> **EXERCISE DETAILS**: Every record below must be written out exactly. Leave out the pictures.

> **Items from an interface collection**:
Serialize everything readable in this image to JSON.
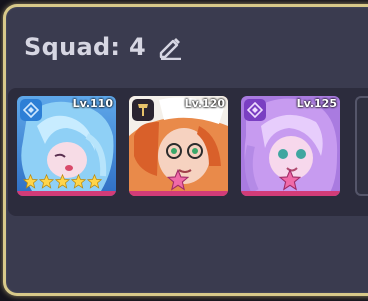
{
  "squad": {
    "title": "Squad: 4",
    "edit_icon": "pencil-icon"
  },
  "characters": [
    {
      "level": "Lv.110",
      "class_icon": "mage-class-icon",
      "class_color": "#2d7fd6",
      "stars": 5,
      "star_type": "gold"
    },
    {
      "level": "Lv.120",
      "class_icon": "warrior-class-icon",
      "class_color": "#2a2430",
      "stars": 1,
      "star_type": "pink"
    },
    {
      "level": "Lv.125",
      "class_icon": "mage-class-icon",
      "class_color": "#7a3fc2",
      "stars": 1,
      "star_type": "pink"
    }
  ],
  "colors": {
    "frame": "#d8c98a",
    "panel": "#3a3b4f",
    "rarity_bar": "#d23c78"
  }
}
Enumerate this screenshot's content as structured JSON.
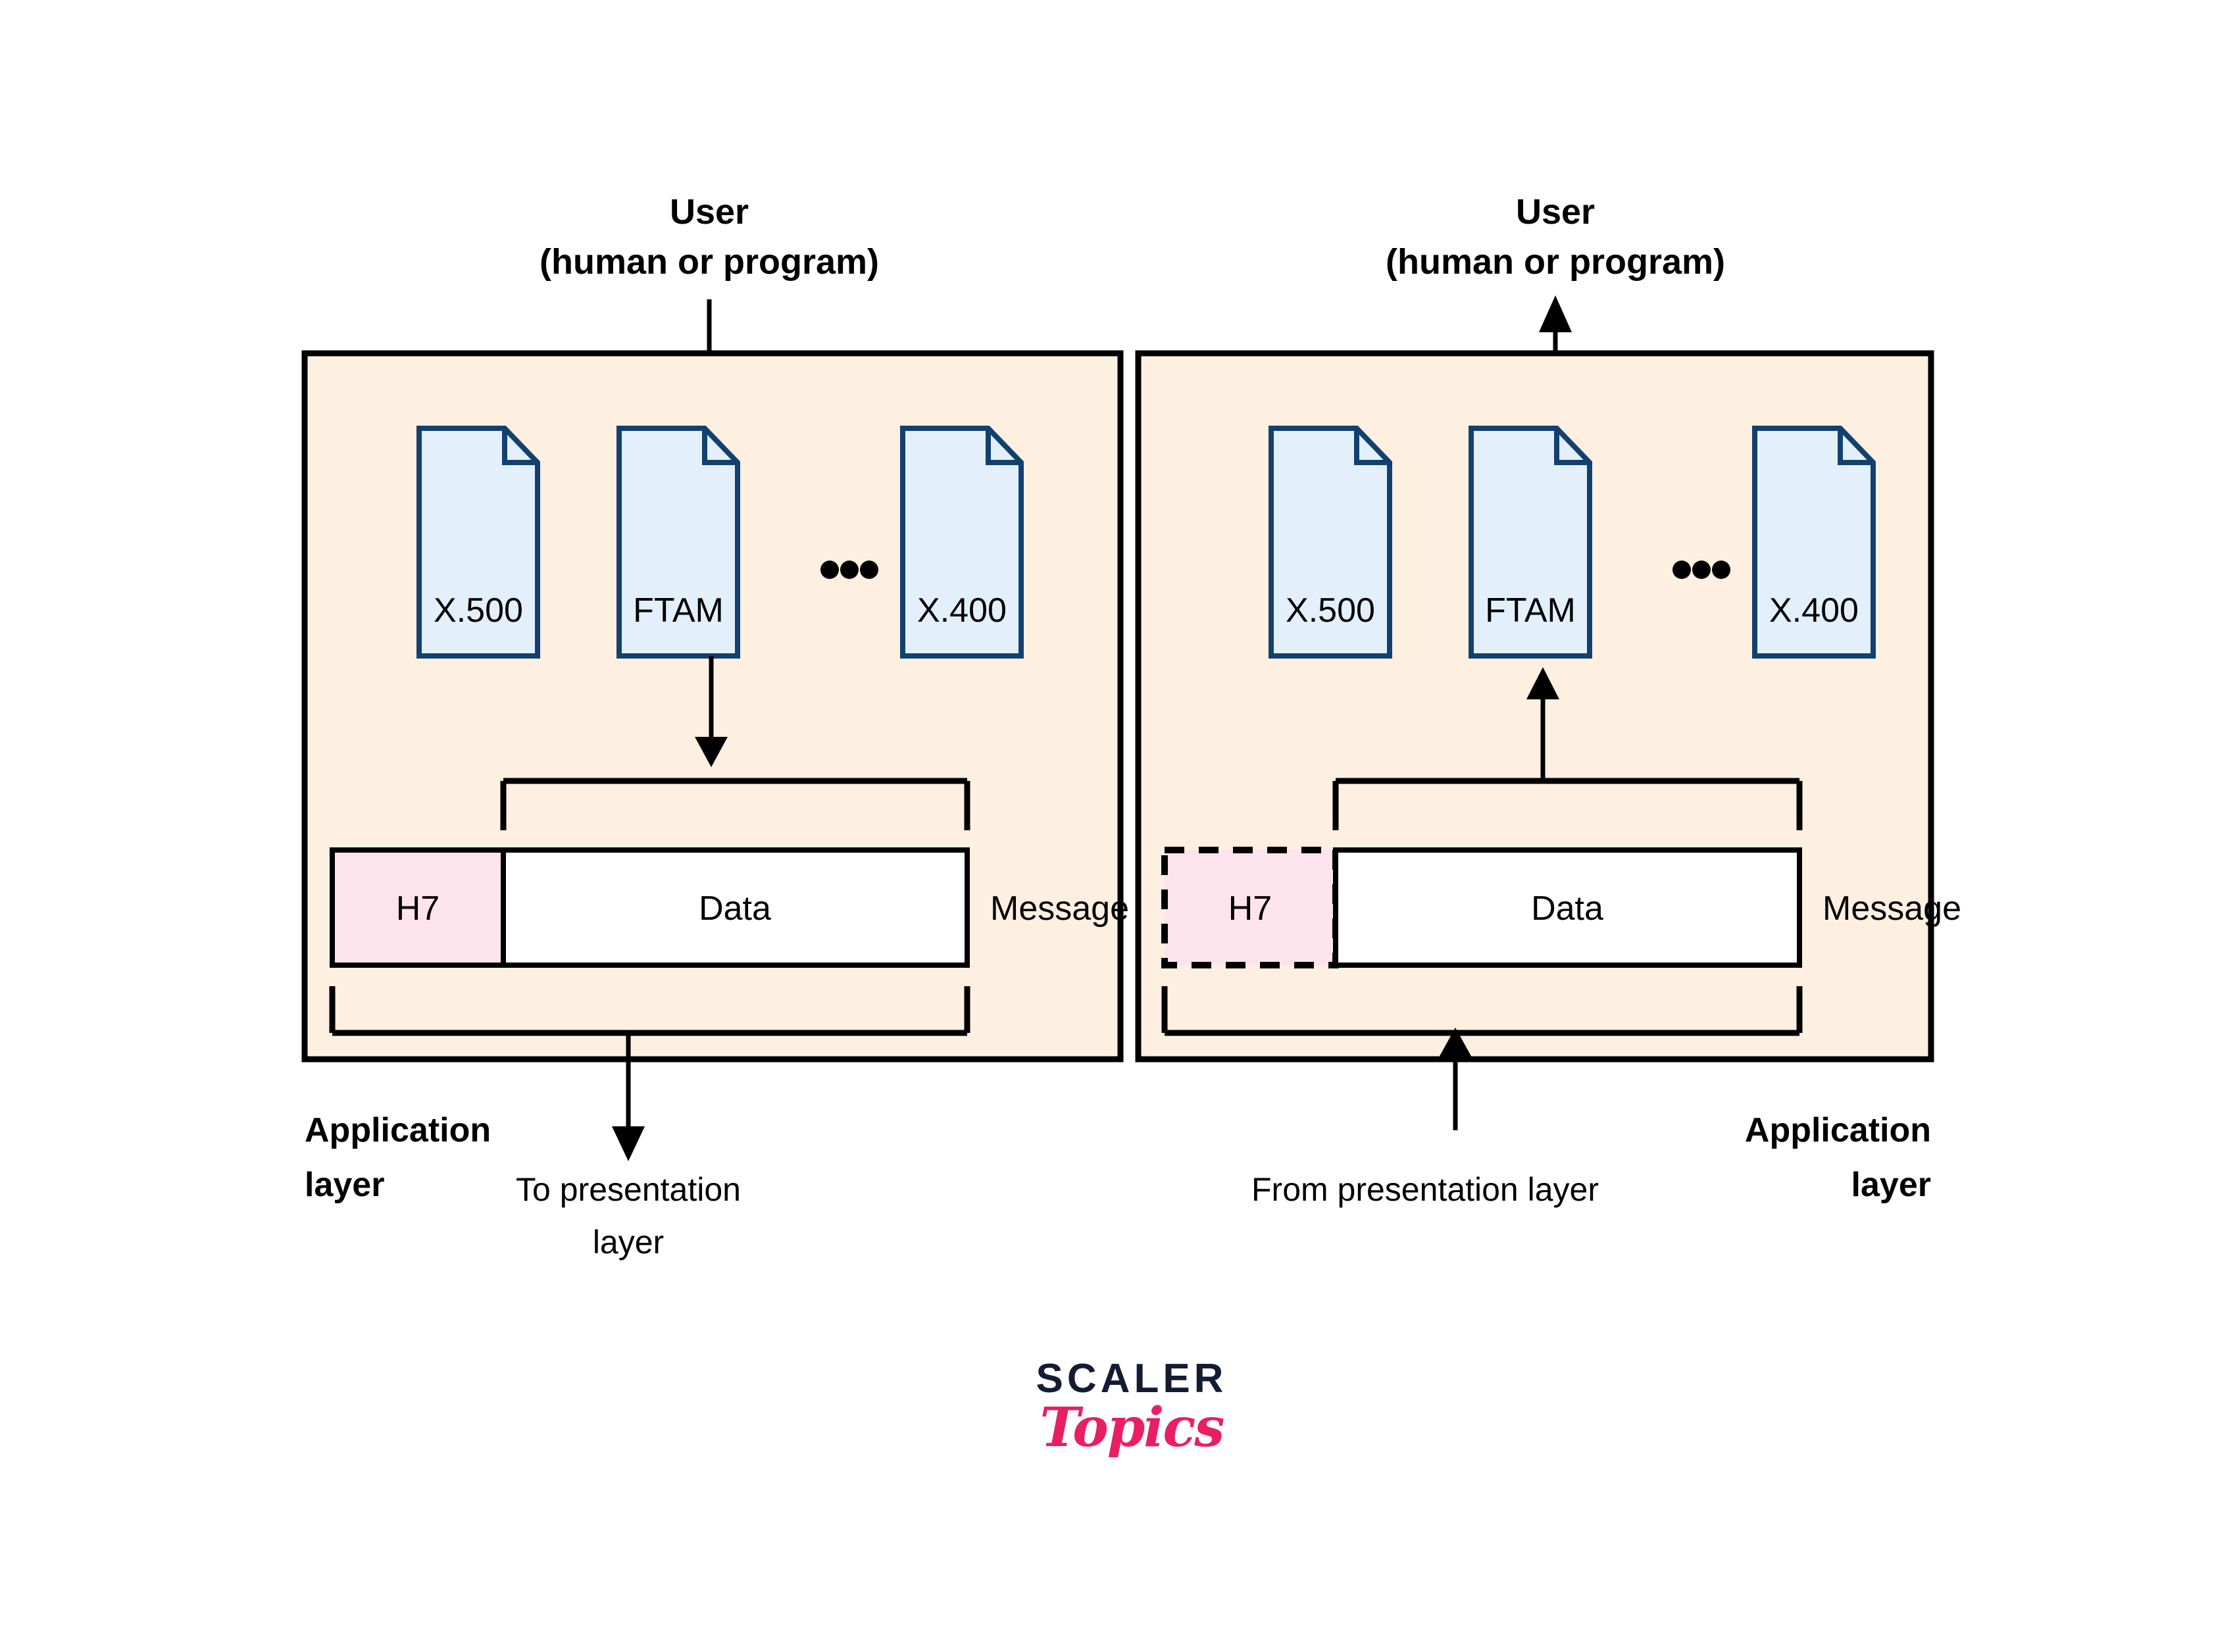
{
  "diagram": {
    "title": "OSI Application Layer encapsulation and decapsulation",
    "colors": {
      "panel_fill": "#fdf0e0",
      "panel_stroke": "#000000",
      "doc_fill": "#e3f0fc",
      "doc_stroke": "#12416f",
      "header_fill": "#fde3ec",
      "data_fill": "#ffffff",
      "line": "#000000",
      "logo_dark": "#141b34",
      "logo_pink": "#e91e63",
      "background": "#ffffff"
    },
    "left_panel": {
      "user_label_line1": "User",
      "user_label_line2": "(human or program)",
      "documents": [
        {
          "label": "X.500"
        },
        {
          "label": "FTAM"
        },
        {
          "label": "X.400"
        }
      ],
      "ellipsis": "•••",
      "message": {
        "header_label": "H7",
        "data_label": "Data",
        "message_label": "Message",
        "header_border": "solid"
      },
      "layer_label_line1": "Application",
      "layer_label_line2": "layer",
      "flow_note_line1": "To presentation",
      "flow_note_line2": "layer",
      "user_arrow_direction": "down",
      "doc_arrow_direction": "down",
      "layer_arrow_direction": "down"
    },
    "right_panel": {
      "user_label_line1": "User",
      "user_label_line2": "(human or program)",
      "documents": [
        {
          "label": "X.500"
        },
        {
          "label": "FTAM"
        },
        {
          "label": "X.400"
        }
      ],
      "ellipsis": "•••",
      "message": {
        "header_label": "H7",
        "data_label": "Data",
        "message_label": "Message",
        "header_border": "dashed"
      },
      "layer_label_line1": "Application",
      "layer_label_line2": "layer",
      "flow_note_line1": "From presentation layer",
      "flow_note_line2": "",
      "user_arrow_direction": "up",
      "doc_arrow_direction": "up",
      "layer_arrow_direction": "up"
    },
    "logo": {
      "primary": "SCALER",
      "secondary": "Topics"
    }
  }
}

> **SOLUTION TO THIS EXERCISE**:
Serialize everything readable in this image to JSON.
{
  "squad": {
    "title": "Squad: 4",
    "edit_icon": "pencil-icon"
  },
  "characters": [
    {
      "level": "Lv.110",
      "class_icon": "mage-class-icon",
      "class_color": "#2d7fd6",
      "stars": 5,
      "star_type": "gold"
    },
    {
      "level": "Lv.120",
      "class_icon": "warrior-class-icon",
      "class_color": "#2a2430",
      "stars": 1,
      "star_type": "pink"
    },
    {
      "level": "Lv.125",
      "class_icon": "mage-class-icon",
      "class_color": "#7a3fc2",
      "stars": 1,
      "star_type": "pink"
    }
  ],
  "colors": {
    "frame": "#d8c98a",
    "panel": "#3a3b4f",
    "rarity_bar": "#d23c78"
  }
}
Enumerate this screenshot's content as structured JSON.
{
  "diagram": {
    "title": "OSI Application Layer encapsulation and decapsulation",
    "colors": {
      "panel_fill": "#fdf0e0",
      "panel_stroke": "#000000",
      "doc_fill": "#e3f0fc",
      "doc_stroke": "#12416f",
      "header_fill": "#fde3ec",
      "data_fill": "#ffffff",
      "line": "#000000",
      "logo_dark": "#141b34",
      "logo_pink": "#e91e63",
      "background": "#ffffff"
    },
    "left_panel": {
      "user_label_line1": "User",
      "user_label_line2": "(human or program)",
      "documents": [
        {
          "label": "X.500"
        },
        {
          "label": "FTAM"
        },
        {
          "label": "X.400"
        }
      ],
      "ellipsis": "•••",
      "message": {
        "header_label": "H7",
        "data_label": "Data",
        "message_label": "Message",
        "header_border": "solid"
      },
      "layer_label_line1": "Application",
      "layer_label_line2": "layer",
      "flow_note_line1": "To presentation",
      "flow_note_line2": "layer",
      "user_arrow_direction": "down",
      "doc_arrow_direction": "down",
      "layer_arrow_direction": "down"
    },
    "right_panel": {
      "user_label_line1": "User",
      "user_label_line2": "(human or program)",
      "documents": [
        {
          "label": "X.500"
        },
        {
          "label": "FTAM"
        },
        {
          "label": "X.400"
        }
      ],
      "ellipsis": "•••",
      "message": {
        "header_label": "H7",
        "data_label": "Data",
        "message_label": "Message",
        "header_border": "dashed"
      },
      "layer_label_line1": "Application",
      "layer_label_line2": "layer",
      "flow_note_line1": "From presentation layer",
      "flow_note_line2": "",
      "user_arrow_direction": "up",
      "doc_arrow_direction": "up",
      "layer_arrow_direction": "up"
    },
    "logo": {
      "primary": "SCALER",
      "secondary": "Topics"
    }
  }
}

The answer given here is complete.